- In general, what types of project contracts exist? What are differences among them? As a project manager, what would be your most favorite contract to manage? Why?
Fixed Price Contract:
Legal agreement between the project organization and an entity (person or company) to provide goods or services to the project at an agreed-on price. The contract usually details the quality of the goods or services, the timing needed to support the project, and the price for delivering goods or services.
Fixed Total Contract:
Contractor assumes the risks for unexpected increases in labor and materials that are needed to provide the service or materials and in the quantity of time and materials needed.
Fixed Price Contract with Price Adjustment:

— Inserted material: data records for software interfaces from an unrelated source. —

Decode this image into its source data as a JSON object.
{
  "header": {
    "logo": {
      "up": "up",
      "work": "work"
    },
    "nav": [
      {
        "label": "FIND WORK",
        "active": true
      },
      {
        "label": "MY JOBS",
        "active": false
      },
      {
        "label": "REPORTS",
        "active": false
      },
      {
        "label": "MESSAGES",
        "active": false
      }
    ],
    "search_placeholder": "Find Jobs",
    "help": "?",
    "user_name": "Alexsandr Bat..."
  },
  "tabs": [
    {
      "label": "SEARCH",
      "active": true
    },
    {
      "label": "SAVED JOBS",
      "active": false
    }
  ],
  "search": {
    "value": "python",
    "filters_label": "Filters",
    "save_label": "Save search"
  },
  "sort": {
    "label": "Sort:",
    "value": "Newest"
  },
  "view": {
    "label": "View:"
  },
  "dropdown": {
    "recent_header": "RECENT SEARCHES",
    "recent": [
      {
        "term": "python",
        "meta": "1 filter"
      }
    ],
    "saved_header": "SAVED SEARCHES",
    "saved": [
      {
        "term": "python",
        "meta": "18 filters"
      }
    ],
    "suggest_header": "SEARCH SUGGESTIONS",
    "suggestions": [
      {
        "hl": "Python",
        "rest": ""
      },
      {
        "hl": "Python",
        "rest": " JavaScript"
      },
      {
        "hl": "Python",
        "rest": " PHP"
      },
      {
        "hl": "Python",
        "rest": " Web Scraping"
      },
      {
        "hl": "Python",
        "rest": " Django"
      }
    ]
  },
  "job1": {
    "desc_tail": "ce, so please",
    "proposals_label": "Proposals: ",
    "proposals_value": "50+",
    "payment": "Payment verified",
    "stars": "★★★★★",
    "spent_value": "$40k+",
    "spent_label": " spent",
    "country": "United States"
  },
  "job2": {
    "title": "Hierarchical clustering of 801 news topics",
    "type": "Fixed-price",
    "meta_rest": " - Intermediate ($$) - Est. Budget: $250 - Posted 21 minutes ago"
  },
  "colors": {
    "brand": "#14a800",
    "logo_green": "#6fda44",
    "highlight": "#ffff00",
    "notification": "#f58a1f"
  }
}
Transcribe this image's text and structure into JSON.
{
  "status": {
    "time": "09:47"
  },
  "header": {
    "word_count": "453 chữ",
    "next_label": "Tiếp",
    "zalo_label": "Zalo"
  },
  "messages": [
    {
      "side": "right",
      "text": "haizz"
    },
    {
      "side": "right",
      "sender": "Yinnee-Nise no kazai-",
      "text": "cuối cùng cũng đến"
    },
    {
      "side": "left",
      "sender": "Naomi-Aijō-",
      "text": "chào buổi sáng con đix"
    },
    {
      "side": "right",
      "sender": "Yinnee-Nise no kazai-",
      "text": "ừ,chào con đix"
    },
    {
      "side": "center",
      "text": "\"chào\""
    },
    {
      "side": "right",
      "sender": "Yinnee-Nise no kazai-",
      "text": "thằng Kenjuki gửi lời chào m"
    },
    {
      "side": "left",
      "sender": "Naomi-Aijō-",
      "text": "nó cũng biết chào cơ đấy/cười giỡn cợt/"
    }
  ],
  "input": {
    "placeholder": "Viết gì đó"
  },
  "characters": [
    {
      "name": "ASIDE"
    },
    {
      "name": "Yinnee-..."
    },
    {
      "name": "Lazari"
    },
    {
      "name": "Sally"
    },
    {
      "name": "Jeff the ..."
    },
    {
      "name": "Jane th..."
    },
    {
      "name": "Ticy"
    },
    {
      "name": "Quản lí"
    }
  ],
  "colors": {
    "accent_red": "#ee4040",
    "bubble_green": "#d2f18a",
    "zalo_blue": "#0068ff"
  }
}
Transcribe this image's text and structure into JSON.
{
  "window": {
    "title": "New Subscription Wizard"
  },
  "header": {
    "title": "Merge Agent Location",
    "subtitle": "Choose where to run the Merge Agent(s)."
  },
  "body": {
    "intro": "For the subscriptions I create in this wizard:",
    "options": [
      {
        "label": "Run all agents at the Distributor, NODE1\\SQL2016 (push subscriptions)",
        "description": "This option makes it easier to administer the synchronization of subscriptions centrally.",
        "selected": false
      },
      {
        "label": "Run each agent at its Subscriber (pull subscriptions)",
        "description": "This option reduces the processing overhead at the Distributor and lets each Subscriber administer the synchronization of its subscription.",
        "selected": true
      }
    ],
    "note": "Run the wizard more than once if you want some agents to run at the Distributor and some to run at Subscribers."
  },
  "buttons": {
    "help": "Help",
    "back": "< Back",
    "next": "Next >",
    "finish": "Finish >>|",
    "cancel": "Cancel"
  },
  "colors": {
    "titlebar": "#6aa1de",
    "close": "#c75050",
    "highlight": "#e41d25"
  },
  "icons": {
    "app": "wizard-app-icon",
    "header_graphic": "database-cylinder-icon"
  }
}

Used for unusually long projects that span years. The most common use of this type of contract is the inflation-adjusted price. In some countries, the value of its local currency can vary greatly in a few months, which affects the cost of local materials and labor. In periods of high inflation, the client assumes risk of higher costs due to inflation, and the contract price is adjusted based on an inflation index.
Fixed Price with Incentive Fee Contract:
Contract type that provides an incentive for performing on the project above the established baseline in the contract. The contract might include an incentive for completing the work on an important milestone for the project. Often contracts have a penalty clause if the work is not performed according to the contract.
Fixed Unit Price Contract:
Project team assumes the responsibility of estimating the number of units used. If the estimate is not accurate, the contract does not need to be changed, but the project will exceed the budgeted cost.
Cost Reimbursable Contracts:
Organization agrees to pay the contractor for the cost of performing the service or providing the goods. Cost reimbursable contracts are also known as cost plus contracts. Cost reimbursable contracts are most often used when the scope of work or the costs for performing the work are not well known.
Cost Reimbursable Contract with Fixed Fee:
Provides the contractor with a fee or profit amount that is determined at the beginning of the contract and does not change.
Cost Reimbursable Contract with a Percentage Fee:
Pays the contractor for costs plus a percentage of the costs, such as 5 percent of total allowable costs. The contractor is reimbursed for allowable costs and is paid a fee.
Cost Reimbursable Contract with an Incentive Fee:
Used to encourage performance in areas critical to the project. Often the contract attempts to motivate contractors to save or reduce project costs. The use of the cost reimbursable contract with an incentive fee is one way to motivate cost reduction behaviors.
Cost Plus Contract with Award Fee:
Award fee reimburses the contractor for all allowable costs plus a fee that is based on performance criteria. The fee is typically based on goals or objectives that are more subjective. An amount of money is set aside for the contractor to earn through excellent performance, and the decision on how much to pay the contractor is left to the judgment of the project team.
Time and Materials Contracts:
Time is usually contracted on an hourly rate basis and the contractor usually submits time sheets and receipts for items purchased on the project. The project reimburses the contractor for the time spent based on an agreed-on rate and the actual cost of the materials. The fee is typically a percent of the total cost.
ANSWER: As a project manager my favorite contract would be the Cost Reimbursable Contract with an Incentive Fee because it motives the contract to met milestone with an incentive, save/reduce cost on the project and some of the risk is share for both of us.
- How can you handle changes requested by your clients after the project deliverables have been officially accepted?
ANSWER: We would respond to the client’s request is by preparing a new contract or amendment to the old contract.
- Assume you are assigned to an international project, what kind of potential issues or challenges do you need to be aware of when you start to plan the project?
ANSWER: Inflation with local economy, Political relations and relations with local labor force & Any environmental issues for the area we are working in.